– Ingrained message. Adding to a screenplay that is a lot deeper thematically than what I was expecting, is a series of events and overhead narration that feeds into the movie’s bigger picture, and outlines a cautionary tale of greed and self-indulgence that is directly contradicted with Marla’s character. She’s very much a protagonist who is all about stepping on someone to attain the next big thing in life, all the while following her own set of rules that breaks life’s ages old ideal that if you work hard, good things will come because of such. It plays into the turmoil with karma, where you will always be looking over your shoulder for those you’ve wronged along the way, but in addition shows no shame in the gluttony along the way that bites into the lavishes of the lifestyle, complete with 90’s-heavy montages that visually seduce us with the narrative presented. It’s rare to see an internal conflict within a film’s message, but “I Care a Lot” proves it dances to the beat of a different creative drum, and leaves audiences with the ability to piece together their own interpretation with the scattered details we are afforded as the flies of the way of everything that transpires.
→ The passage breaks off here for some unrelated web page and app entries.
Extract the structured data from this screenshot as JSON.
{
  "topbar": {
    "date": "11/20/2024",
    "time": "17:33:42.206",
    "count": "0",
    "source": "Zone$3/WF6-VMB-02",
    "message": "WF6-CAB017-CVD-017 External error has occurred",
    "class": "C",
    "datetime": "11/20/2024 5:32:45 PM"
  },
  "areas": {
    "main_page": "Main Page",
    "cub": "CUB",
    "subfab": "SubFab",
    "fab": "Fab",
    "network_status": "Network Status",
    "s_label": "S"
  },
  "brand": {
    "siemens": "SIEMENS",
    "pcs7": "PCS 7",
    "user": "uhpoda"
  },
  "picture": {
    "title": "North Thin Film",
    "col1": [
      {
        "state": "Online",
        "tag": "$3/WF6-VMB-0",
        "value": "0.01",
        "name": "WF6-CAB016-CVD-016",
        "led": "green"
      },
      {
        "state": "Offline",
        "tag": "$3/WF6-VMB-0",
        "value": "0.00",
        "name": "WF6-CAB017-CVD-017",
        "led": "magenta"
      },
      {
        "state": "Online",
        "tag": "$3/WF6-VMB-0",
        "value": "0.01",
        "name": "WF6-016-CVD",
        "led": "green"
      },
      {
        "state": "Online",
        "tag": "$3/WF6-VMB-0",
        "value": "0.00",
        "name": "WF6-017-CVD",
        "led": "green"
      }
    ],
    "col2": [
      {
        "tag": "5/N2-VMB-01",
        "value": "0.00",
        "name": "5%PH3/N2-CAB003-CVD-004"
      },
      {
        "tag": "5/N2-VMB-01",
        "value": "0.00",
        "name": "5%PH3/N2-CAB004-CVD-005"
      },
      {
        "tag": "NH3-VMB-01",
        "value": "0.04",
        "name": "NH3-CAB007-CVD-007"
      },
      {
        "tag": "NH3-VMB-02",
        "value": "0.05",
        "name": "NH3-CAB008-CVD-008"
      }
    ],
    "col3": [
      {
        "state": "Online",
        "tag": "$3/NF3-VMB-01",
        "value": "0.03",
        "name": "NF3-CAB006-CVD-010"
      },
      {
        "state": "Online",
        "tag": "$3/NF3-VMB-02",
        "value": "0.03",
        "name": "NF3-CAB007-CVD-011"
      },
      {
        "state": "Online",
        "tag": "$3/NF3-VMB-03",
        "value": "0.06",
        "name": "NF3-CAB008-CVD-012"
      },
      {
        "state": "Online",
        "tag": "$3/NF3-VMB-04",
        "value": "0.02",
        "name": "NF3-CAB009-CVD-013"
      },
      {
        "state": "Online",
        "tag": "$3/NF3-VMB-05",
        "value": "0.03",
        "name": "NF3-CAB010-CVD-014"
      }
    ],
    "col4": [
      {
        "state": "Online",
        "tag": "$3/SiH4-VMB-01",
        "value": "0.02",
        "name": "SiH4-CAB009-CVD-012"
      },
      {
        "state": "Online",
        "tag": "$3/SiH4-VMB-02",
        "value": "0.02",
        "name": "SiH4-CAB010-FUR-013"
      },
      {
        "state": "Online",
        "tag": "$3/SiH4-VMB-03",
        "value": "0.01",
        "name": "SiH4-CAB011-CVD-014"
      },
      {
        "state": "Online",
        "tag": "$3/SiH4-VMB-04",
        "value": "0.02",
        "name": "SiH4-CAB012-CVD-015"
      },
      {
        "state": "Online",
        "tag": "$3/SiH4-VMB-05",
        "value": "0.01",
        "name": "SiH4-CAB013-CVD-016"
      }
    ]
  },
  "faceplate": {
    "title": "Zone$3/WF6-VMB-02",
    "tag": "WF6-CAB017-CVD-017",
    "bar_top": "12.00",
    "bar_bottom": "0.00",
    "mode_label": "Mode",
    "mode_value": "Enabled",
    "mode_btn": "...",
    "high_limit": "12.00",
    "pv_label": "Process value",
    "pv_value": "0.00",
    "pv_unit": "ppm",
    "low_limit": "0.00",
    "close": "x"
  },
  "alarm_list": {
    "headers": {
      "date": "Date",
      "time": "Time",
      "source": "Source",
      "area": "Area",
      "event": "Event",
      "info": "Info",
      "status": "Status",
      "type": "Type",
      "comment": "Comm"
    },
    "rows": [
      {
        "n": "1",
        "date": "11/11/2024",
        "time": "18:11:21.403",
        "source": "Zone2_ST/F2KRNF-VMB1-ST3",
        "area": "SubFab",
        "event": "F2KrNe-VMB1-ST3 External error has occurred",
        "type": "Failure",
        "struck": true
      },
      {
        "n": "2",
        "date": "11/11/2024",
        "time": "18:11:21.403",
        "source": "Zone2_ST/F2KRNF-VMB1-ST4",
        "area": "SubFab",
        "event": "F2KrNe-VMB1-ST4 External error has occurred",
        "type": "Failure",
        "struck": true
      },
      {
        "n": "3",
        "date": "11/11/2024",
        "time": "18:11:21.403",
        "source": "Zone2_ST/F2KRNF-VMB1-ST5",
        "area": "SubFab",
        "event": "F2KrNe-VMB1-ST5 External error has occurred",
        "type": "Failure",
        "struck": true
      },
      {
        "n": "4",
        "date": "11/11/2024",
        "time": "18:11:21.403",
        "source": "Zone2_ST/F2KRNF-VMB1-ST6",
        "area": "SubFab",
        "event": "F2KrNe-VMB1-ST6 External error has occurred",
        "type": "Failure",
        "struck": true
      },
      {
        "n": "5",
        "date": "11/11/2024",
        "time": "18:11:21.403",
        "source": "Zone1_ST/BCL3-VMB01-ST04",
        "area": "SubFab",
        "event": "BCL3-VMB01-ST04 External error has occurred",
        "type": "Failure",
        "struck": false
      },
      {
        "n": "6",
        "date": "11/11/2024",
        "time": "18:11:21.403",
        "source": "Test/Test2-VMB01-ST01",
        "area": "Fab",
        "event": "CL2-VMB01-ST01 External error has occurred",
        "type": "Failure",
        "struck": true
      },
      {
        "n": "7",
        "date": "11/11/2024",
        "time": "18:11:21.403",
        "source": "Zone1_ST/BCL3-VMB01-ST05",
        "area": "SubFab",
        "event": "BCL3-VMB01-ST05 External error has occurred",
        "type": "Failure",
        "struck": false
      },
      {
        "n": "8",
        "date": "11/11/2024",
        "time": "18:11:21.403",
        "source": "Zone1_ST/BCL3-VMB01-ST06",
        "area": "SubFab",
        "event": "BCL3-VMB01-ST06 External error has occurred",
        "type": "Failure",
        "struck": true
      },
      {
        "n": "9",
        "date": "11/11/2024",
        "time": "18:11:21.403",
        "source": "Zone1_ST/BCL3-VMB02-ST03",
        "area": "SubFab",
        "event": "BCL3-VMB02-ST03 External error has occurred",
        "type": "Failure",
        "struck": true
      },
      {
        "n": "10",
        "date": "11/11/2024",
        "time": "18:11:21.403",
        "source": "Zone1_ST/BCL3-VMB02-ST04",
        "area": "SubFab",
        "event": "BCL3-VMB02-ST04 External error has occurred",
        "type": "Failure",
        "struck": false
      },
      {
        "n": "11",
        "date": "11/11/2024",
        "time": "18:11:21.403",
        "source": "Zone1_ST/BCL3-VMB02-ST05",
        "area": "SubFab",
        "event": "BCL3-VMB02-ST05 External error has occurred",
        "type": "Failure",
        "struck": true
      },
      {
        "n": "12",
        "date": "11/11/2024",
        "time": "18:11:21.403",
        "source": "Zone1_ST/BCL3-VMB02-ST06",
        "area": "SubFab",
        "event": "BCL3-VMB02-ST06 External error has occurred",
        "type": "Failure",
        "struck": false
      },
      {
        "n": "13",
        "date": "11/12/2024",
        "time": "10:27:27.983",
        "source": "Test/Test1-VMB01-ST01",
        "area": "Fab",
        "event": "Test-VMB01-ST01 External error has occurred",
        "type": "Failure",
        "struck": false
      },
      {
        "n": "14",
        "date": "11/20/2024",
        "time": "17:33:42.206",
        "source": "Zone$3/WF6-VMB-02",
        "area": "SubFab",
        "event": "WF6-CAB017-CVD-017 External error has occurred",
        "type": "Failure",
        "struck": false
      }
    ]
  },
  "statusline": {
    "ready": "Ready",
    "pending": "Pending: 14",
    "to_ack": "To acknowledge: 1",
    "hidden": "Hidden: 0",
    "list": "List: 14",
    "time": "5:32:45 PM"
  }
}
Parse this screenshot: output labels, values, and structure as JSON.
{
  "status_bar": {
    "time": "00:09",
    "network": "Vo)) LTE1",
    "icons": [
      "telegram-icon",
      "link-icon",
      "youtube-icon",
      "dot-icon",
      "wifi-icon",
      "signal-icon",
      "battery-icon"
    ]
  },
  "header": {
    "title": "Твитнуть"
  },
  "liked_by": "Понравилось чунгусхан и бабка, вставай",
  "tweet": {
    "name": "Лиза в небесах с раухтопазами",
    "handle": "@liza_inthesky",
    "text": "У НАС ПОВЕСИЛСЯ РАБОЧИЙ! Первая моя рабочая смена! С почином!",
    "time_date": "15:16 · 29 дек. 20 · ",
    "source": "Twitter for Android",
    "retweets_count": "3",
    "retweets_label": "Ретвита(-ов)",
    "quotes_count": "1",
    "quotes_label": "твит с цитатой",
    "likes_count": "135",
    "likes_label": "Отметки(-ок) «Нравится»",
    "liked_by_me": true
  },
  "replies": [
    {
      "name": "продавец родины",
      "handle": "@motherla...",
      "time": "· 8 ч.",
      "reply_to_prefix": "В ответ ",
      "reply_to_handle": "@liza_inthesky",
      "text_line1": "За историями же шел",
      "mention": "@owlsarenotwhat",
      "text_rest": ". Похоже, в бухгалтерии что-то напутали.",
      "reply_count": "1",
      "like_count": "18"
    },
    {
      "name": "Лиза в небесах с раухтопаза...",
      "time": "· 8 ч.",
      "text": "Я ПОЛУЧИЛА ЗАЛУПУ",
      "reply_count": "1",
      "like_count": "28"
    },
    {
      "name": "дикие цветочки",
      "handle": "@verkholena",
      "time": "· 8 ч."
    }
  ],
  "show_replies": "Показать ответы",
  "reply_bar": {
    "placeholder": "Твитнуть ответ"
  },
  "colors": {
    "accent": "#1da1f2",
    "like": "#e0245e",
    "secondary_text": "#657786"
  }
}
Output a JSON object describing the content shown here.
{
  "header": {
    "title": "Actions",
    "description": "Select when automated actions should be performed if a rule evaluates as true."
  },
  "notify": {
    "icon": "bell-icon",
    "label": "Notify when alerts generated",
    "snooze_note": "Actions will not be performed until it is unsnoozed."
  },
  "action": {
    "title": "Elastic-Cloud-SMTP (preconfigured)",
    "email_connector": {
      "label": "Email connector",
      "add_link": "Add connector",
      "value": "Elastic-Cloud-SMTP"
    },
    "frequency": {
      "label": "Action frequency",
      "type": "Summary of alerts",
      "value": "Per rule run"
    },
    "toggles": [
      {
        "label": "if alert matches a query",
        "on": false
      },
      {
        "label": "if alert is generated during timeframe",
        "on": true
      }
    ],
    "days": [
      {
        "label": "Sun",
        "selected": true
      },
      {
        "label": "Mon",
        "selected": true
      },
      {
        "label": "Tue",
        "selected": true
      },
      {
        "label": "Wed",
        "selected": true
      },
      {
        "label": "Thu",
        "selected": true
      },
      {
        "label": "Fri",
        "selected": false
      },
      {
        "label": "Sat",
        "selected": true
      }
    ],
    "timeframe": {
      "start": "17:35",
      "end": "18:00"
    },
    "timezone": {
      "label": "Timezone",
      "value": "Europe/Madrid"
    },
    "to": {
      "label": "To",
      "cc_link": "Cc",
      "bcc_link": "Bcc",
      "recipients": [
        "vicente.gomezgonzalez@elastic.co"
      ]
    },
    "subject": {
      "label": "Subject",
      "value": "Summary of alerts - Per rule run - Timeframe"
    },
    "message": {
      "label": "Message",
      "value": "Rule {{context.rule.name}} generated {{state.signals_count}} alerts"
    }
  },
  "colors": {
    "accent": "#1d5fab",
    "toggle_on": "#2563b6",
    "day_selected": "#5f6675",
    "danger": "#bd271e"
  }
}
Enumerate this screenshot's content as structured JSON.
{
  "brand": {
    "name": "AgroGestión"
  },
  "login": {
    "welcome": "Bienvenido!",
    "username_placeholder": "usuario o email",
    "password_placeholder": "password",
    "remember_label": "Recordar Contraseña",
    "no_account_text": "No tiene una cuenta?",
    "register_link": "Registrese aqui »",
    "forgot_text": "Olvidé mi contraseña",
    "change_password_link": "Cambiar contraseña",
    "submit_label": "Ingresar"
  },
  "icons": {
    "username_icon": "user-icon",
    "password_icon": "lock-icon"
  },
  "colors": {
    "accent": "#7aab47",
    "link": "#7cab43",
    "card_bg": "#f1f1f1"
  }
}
– Moral conundrum. Easily the biggest adversity to me, and one that may weigh heavily on the way people invest to this story, is the questionable motivations in characterization that left me questioning which side of the coin should rightfully come out of this high stakes war of actions. With Marla, you have a woman stealing hundreds of thousands of dollars from the innocent elderly, as well as a guardian who in turn is keeping families from the loved ones with a complete shortage of time left on their internal clocks. On the other side, is a group of reputably dangerous individuals who take and bully whenever they want, and one whose questionable motivations throughout the film makes them irredeemable in the eyes of justice. It makes for an awkwardly challenging framing device at times that says a lot about the world that Blakeson creates, but above that writes itself into a corner of inevitability that doesn’t offer many avenues of positivity for the resolution that follows for the patient audience watching.
– Two films. There’s nothing terribly wrong with the movie’s second half evolving into an action thriller, complete with convenient disguises and respectable set pieces, it’s just that I enjoyed this film more thoroughly during its opening act, when its intimacy in setting, and evocative social commentary exceeded its reach for the theme’s bigger picture. To me, the film nearly gets out of hand by the third act, which no longer prioritizes who this mysterious group is, and what role Wiest plays in all of it, but rather fully engages itself in the game of revenge in the fight for survival. Fine enough for a climax, but formulaically like so many other films without half of the talent assembled on-screen or off that fought so hard to attain an original identity of their own. It feels a bit like a bait-and-switch for me personally, and promises a big war that it can never fully deliver on for the brief moments of impact that casually push the story forward, leaving us with an abrupt resolvement that trades in psychology for physicality it can never fully commit to.
My Grade: 8/10 or B+